From new biomaterials to new medication recommendations to new treatment techniques, it is our job as dentists to constantly learn and evolve in our careers.

We all must meet the minimum requirements of continuing education credits to maintain our licenses.

The best dentists don’t just stop at the minimum. They go above and beyond and stay on top of the newest literature to provide the best evidence-based dentistry for their patients.

4. Love to Listen

As dentists, we are team leaders who set the tone of the office. Dentists are the leaders of dental assistants, hygienists, receptionists, office managers, and sometimes more.

Every dentist requires leadership skills to keep the ship moving throughout a chaotic day, but there are a lot of moving parts to help choreograph the delicate dance that is a dental schedule.

However, leadership does not equate to authoritarianism. Dentists don’t have to rule with an iron fist. The best dentists can lead their teams with constructive criticism and a positive attitude.

A key part of that is listening to your staff. It is crucial to remain humble and understand that you are their leader. However, without them, you won’t be able to be productive.

One missing cog in the dental machine can be catastrophic, so ensuring each team member feels supported and appreciated in their position can go a long way. Staff turnover is a costly problem to have, so finding that delicate balance between leader and listener not only makes you a great boss but a great dentist!

5. A Painless Experience

Creating a painless (or nearly painless) experience in the dental chair is probably the most important aspect of being the best dentist. I’m sure every dentist has heard the phrase, “I hate the dentist.” And why do you think that is? Pain, of course!

The people who say they hate or avoid the dentist are typically because they associate us with pain. Can we blame them? We work in an intimate part of the body shortly after an introduction and frequently put needles and sharp instruments into their mouths. There is a lot to fear.

We’ve also developed a pretty bad reputation in society as supposed pain-loving sadists who just want to watch our patients squirm. From the dentist in Little Shop of Horrors to Jennifer Aniston’s character in the movie Horrible Bosses, depictions of dentists in the media are frequently associated with pain or torture.

The best dentists can combat all that fear, anxiety, and bad press by creating a painless, comfortable experience.

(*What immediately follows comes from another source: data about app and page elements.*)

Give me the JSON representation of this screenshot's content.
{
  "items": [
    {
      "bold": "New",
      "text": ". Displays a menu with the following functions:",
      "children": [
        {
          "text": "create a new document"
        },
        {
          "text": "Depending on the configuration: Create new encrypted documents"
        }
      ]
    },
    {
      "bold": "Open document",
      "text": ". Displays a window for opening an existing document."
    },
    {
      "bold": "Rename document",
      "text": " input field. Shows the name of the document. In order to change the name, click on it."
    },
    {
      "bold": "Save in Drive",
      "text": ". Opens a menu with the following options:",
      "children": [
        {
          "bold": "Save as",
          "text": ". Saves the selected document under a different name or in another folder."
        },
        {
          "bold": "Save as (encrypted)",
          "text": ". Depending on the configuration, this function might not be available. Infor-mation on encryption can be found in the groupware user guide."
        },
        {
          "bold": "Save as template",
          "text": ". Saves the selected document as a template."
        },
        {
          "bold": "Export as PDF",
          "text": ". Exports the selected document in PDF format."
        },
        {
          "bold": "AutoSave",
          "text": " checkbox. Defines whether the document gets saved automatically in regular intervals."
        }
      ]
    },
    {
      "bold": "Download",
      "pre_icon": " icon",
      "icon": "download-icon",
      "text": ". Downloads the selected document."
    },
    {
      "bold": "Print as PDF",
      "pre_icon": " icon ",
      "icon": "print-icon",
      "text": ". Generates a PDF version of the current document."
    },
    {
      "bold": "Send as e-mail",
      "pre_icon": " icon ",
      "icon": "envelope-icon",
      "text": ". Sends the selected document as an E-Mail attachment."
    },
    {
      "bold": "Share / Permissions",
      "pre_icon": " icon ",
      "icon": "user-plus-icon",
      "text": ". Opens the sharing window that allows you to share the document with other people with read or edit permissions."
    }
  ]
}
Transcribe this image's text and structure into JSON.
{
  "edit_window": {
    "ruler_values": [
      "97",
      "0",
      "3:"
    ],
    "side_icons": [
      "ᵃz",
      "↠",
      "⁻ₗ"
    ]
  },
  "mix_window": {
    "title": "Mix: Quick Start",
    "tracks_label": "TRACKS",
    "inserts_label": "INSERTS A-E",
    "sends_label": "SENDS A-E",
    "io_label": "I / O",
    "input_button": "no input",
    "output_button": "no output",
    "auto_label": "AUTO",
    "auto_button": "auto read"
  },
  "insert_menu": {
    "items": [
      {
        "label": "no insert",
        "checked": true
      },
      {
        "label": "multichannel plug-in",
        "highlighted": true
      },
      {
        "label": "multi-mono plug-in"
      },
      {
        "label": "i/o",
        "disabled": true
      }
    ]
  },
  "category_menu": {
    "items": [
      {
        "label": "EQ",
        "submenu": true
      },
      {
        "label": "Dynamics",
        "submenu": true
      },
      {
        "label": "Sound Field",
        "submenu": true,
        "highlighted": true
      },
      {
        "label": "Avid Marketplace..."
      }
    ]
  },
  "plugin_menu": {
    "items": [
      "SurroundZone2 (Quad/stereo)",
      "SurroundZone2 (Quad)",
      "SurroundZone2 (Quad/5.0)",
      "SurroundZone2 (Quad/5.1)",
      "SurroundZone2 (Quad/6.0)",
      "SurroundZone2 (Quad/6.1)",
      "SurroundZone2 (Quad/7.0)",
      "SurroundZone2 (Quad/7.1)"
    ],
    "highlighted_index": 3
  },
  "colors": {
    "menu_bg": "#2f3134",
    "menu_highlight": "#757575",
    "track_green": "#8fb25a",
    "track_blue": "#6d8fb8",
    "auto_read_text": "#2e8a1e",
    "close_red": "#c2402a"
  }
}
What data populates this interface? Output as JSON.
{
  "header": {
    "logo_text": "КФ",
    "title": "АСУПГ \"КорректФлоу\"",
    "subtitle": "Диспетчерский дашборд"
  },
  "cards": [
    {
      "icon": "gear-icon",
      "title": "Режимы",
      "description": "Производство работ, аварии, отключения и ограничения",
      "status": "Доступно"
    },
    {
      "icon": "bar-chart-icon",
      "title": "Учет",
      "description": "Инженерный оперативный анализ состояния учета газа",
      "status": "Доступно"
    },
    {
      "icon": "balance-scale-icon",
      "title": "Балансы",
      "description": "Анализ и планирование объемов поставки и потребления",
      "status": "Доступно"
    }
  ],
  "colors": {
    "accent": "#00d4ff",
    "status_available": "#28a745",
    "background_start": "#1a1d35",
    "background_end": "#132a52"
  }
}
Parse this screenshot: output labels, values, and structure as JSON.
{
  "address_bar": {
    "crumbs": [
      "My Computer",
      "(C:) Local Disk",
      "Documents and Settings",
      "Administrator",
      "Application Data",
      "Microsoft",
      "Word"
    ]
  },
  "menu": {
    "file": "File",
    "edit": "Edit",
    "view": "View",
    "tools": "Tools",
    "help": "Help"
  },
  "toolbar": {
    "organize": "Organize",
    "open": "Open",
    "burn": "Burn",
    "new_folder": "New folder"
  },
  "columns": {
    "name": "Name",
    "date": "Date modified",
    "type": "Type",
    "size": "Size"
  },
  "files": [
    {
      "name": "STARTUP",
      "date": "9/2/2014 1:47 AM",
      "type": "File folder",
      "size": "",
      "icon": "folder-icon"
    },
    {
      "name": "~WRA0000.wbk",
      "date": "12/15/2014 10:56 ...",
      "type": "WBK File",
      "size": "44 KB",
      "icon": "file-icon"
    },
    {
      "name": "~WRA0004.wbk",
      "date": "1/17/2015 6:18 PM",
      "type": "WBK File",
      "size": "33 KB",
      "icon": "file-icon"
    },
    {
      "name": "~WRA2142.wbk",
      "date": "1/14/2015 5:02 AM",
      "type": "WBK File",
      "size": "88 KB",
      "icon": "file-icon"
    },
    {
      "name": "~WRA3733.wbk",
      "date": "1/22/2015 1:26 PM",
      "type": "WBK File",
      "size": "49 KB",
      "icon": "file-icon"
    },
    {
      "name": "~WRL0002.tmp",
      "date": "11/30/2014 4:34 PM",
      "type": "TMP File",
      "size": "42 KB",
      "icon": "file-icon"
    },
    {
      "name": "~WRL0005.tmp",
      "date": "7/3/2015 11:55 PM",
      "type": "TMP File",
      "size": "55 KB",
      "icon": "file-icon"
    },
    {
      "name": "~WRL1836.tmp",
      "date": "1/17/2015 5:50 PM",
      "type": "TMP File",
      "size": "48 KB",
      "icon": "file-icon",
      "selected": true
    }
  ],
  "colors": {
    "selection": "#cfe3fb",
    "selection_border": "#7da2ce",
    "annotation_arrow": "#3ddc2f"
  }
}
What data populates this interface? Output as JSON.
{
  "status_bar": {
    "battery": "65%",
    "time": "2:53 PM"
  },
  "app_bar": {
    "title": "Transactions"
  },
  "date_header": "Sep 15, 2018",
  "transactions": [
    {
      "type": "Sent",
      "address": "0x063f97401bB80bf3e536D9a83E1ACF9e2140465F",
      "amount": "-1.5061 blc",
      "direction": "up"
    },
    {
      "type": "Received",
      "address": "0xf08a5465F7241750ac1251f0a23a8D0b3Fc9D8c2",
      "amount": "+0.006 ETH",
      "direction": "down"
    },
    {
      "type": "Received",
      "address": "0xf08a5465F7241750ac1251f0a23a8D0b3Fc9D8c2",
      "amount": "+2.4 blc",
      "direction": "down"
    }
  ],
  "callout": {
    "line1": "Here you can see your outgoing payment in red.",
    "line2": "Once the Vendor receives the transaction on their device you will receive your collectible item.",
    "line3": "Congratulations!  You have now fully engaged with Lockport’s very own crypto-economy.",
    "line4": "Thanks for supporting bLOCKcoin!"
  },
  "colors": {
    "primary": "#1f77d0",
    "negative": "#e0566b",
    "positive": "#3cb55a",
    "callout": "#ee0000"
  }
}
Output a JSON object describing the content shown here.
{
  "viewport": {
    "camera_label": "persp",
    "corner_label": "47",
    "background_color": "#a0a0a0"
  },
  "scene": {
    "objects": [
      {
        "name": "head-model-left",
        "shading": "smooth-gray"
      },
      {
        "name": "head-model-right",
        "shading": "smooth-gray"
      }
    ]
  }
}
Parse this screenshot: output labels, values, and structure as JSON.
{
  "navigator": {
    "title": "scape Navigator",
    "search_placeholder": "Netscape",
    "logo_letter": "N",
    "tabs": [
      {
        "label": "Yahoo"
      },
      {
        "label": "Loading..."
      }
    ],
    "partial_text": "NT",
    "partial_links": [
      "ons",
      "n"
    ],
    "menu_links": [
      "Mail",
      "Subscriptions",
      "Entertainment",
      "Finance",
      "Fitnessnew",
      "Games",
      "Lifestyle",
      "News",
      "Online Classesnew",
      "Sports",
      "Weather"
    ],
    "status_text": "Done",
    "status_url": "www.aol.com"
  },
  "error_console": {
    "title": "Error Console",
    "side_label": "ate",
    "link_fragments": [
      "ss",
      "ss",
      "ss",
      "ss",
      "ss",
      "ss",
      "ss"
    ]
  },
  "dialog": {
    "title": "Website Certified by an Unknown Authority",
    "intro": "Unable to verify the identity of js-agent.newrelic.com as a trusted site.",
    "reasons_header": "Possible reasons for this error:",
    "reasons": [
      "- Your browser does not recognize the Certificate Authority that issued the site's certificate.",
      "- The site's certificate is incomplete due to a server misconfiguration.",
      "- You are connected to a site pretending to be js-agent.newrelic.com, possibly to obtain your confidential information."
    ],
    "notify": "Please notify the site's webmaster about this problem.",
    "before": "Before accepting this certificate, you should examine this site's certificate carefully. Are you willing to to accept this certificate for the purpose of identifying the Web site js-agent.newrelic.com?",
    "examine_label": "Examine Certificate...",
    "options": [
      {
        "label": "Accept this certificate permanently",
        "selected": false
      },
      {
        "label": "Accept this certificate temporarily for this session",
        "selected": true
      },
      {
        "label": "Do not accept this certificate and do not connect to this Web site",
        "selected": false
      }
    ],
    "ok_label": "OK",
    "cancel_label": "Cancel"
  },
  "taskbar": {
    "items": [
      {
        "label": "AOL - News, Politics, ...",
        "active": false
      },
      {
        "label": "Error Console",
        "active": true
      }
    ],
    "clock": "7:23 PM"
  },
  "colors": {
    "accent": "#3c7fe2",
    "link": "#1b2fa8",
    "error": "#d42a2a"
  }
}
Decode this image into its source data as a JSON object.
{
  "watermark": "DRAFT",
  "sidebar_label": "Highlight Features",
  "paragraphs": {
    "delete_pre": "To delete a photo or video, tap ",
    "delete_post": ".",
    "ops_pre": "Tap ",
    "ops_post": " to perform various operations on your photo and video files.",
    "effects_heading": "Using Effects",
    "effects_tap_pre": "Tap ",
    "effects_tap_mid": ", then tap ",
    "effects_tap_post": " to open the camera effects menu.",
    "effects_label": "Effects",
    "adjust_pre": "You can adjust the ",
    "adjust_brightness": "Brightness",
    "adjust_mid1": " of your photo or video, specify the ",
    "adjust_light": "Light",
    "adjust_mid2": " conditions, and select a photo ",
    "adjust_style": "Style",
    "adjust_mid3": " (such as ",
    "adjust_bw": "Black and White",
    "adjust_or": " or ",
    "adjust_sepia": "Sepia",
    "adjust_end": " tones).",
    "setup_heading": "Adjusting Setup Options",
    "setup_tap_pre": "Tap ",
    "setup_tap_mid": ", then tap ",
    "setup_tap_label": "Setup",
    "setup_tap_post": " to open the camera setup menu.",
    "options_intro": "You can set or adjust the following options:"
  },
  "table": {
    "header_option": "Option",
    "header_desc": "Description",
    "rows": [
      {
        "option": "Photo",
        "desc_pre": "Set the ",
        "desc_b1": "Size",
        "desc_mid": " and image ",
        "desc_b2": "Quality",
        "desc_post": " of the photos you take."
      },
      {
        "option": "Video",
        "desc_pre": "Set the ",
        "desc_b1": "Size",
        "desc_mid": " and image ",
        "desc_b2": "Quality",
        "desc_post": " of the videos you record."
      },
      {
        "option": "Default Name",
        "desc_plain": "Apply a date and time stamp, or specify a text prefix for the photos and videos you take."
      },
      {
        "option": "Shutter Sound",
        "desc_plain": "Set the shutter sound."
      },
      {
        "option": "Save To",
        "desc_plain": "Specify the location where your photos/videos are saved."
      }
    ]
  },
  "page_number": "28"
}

When patients are talking about their visit to the dentist, they are not telling their friends and family about how perfect of a contact your dentist created with a Class II restoration. They are not raving about the awesome marginal seal you miraculously managed to achieve with the crown on #15. They are talking about whether it hurt or not.

The best dentists perfect their anesthetic techniques, so patients don’t feel a thing from start to finish. They perfect atraumatic extractions and set realistic expectations for post-op discomfort. They ensure an easy breezy root canal treatment.

Ensuring patients experience as little pain as possible during and after a procedure is the best way to improve the patient experience, increase patient retention, and increase referrals!

Next Article: The New Dentist’s Job and the Learning Curve

Photo by Andrea Piacquadio

Katie Dumbell

Katie Dumbell

Dr. Katie Dumbell attained a Doctorate in Dental Surgery at the University of Missouri – Kansas City School of Dentistry in May of 2019. Prior to dental school, Dr. Dumbell attained a B.S. in Biomedical Sciences and B.S. in Psychology from Southeast Missouri State University in 2013 and an M.S. in Cellular and Molecular Biology from Southern Illinois University – Edwardsville in 2015. As a graduate researcher, Dr. Dumbell studied biomarkers for the early detection and diagnosis of submandibular salivary gland cancers at SIU School of Dental Medicine, completing a Master's Thesis on Dentin Matrix Protein-1. Dr. Dumbell is currently a Staff Dentist at a Federally Qualified Health Center in Kansas City, MO pursuing a lifelong passion for public health, treating patients of all ages. In addition to working full-time as a clinician for the underserved, Dr. Dumbell is currently a student at A.T. Still University College of Graduate Health Studies in pursuit of a Masters in Public Health – Dental Emphasis.